Nearly 200 migrant workers died in road accidents in India while returning to their village homes during the world’s longest coronavirus lockdown, a charity has said.
Tens of thousands of people walked home from India’s big cities after losing their jobs when one of the world’s strictest lockdowns was introduced and all public transport was suspended to contain the spread of the new coronavirus in late March.
More than 1,400 road accidents killed 750 people, including 198 migrant workers, between March 25 and May 31, according to the SaveLIFE Foundation, a charity that works towards improving road safety and emergency care in India.
The migrants lost their lives while walking, cycling and travelling in trucks and vans in intense heat, as well as in massive crashes involving state-organised buses, it said, blaming speeding and driver fatigue.
India’s cases of coronavirus crossed 190,000 on June 2, overtaking France to become seventh highest in the world, as the government eased back on a two-month lockdown on 1.3 billion people in all but high-risk zones.

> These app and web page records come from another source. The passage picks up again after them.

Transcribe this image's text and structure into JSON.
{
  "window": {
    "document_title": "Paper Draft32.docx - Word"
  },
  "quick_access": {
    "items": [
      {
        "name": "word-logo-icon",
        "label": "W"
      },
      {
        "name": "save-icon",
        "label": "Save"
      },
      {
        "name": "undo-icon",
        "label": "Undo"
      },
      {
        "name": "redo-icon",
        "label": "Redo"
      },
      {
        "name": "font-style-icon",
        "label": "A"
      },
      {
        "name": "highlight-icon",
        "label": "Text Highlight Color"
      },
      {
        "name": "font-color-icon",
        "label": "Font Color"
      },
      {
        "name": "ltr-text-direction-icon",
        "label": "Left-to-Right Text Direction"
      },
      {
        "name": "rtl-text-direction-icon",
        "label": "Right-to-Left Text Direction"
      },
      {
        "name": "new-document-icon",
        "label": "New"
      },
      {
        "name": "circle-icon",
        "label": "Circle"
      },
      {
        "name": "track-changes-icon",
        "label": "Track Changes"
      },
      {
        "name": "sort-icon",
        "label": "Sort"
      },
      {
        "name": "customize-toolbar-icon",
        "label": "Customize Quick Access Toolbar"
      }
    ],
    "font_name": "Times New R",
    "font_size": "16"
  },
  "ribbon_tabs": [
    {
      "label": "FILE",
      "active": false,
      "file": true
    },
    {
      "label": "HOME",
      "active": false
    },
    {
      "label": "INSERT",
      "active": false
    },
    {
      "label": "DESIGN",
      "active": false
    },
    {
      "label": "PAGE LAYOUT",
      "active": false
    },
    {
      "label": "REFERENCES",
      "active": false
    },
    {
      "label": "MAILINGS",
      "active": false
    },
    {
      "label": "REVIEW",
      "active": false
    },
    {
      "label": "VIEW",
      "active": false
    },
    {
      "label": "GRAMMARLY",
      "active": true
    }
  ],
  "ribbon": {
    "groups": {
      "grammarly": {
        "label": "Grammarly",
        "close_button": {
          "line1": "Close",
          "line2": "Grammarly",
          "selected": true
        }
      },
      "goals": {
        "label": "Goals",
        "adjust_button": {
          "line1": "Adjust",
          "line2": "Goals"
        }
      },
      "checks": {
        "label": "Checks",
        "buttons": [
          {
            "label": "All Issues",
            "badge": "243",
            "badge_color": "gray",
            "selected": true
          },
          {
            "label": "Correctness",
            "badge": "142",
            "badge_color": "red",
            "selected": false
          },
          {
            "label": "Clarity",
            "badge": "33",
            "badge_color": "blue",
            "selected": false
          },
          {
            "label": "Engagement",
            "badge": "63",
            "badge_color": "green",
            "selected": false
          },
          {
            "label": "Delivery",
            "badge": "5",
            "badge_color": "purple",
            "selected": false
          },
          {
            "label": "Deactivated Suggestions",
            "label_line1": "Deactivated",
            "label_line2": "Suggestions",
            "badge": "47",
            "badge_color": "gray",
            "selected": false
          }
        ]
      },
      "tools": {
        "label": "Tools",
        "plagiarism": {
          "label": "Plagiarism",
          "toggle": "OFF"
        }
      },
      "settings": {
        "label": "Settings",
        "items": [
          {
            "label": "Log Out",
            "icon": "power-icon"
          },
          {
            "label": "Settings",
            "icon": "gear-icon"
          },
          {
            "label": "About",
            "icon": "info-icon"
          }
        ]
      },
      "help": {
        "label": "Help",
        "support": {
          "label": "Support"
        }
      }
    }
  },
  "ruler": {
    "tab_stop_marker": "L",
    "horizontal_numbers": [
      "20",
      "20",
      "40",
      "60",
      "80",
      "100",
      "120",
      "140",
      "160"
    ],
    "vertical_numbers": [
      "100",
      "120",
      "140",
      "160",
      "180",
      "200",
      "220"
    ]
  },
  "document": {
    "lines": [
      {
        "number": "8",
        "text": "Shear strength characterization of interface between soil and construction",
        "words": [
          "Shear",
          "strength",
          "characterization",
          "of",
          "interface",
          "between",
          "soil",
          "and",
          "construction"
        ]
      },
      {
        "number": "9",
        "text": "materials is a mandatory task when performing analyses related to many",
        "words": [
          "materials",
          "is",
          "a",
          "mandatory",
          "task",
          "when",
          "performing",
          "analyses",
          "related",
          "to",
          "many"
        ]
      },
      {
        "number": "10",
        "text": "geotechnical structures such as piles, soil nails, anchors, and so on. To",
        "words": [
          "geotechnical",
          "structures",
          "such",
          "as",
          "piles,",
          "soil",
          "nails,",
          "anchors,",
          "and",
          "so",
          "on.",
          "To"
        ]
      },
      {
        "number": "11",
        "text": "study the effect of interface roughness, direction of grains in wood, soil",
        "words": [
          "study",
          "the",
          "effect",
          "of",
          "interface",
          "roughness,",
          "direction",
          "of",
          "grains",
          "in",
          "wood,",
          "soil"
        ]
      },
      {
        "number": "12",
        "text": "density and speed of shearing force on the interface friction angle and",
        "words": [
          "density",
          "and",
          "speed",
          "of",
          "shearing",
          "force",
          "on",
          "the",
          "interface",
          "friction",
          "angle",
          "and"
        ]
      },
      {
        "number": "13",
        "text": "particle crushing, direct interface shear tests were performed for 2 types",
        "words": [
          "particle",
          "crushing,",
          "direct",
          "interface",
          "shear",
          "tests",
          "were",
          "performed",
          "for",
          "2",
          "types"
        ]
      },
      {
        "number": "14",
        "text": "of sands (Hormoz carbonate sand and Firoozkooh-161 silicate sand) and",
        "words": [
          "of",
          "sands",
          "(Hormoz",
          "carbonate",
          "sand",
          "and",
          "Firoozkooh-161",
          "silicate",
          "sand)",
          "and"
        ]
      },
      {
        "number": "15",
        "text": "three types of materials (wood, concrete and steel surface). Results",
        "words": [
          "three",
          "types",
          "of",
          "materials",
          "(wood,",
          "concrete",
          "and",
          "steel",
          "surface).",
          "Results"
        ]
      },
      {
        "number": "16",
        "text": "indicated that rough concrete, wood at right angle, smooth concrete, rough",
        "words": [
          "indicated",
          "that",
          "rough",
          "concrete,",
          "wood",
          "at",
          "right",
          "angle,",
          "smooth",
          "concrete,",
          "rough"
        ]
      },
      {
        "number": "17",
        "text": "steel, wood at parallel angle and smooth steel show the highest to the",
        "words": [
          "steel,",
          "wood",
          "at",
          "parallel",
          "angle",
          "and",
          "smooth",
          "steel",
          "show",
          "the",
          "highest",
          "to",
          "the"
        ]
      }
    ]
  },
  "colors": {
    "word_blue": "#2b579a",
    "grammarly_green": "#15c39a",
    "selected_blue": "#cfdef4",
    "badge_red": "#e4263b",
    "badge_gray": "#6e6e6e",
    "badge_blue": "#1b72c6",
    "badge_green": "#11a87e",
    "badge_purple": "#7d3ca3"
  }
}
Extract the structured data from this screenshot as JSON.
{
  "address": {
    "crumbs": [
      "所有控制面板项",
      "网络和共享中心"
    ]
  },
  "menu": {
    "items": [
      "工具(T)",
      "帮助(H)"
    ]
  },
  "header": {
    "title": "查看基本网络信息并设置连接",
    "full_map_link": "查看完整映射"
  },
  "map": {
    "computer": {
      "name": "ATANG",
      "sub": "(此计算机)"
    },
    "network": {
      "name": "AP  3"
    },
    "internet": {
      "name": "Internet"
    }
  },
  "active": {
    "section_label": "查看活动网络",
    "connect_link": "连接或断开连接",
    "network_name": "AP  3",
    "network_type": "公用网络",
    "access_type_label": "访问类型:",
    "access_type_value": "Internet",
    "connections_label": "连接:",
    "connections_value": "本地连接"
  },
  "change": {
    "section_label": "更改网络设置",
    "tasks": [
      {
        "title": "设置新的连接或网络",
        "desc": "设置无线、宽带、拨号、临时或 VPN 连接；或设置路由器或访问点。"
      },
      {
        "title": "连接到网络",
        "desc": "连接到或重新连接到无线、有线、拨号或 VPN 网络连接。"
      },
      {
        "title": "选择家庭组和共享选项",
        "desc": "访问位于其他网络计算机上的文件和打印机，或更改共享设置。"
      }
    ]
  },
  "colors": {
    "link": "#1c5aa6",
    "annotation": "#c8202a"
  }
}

“With COVID-19 still very much around, we simply can’t afford to burden our already over-burdened healthcare system with road crash related trauma,” Piyush Tewari, head of the SaveLIFE Foundation, said in a statement on June 3.
“It is critical that states enhance enforcement to prevent road crashes.”
A speeding bus ran over and killed six migrant workers as they walked home last month, days after a train crushed 16 migrants who fell asleep on a railway line, sparking anger on social media.
After weeks of criticism and stories of hardship — including that of a 15-year-old girl who carried her injured father 1,200 km across India by bike — the government is now running trains and buses to help people get home.
Thousands of migrants packed into trains that resumed services across the country on Monday, raising fears about the pandemic spreading through villages as new infections are increasing.
The SaveLIFE Foundation said almost half of road accident fatalities — involving 94 migrant workers – took place in the northern state of Uttar Pradesh, which is home to millions of migrants, followed by central Madhya Pradesh and eastern Bihar.
Reporting by Annie Banerji for the Thomson Reuters Foundation, the charitable arm of Thomson Reuters, that covers the lives of people around the world who struggle to live freely or fairly.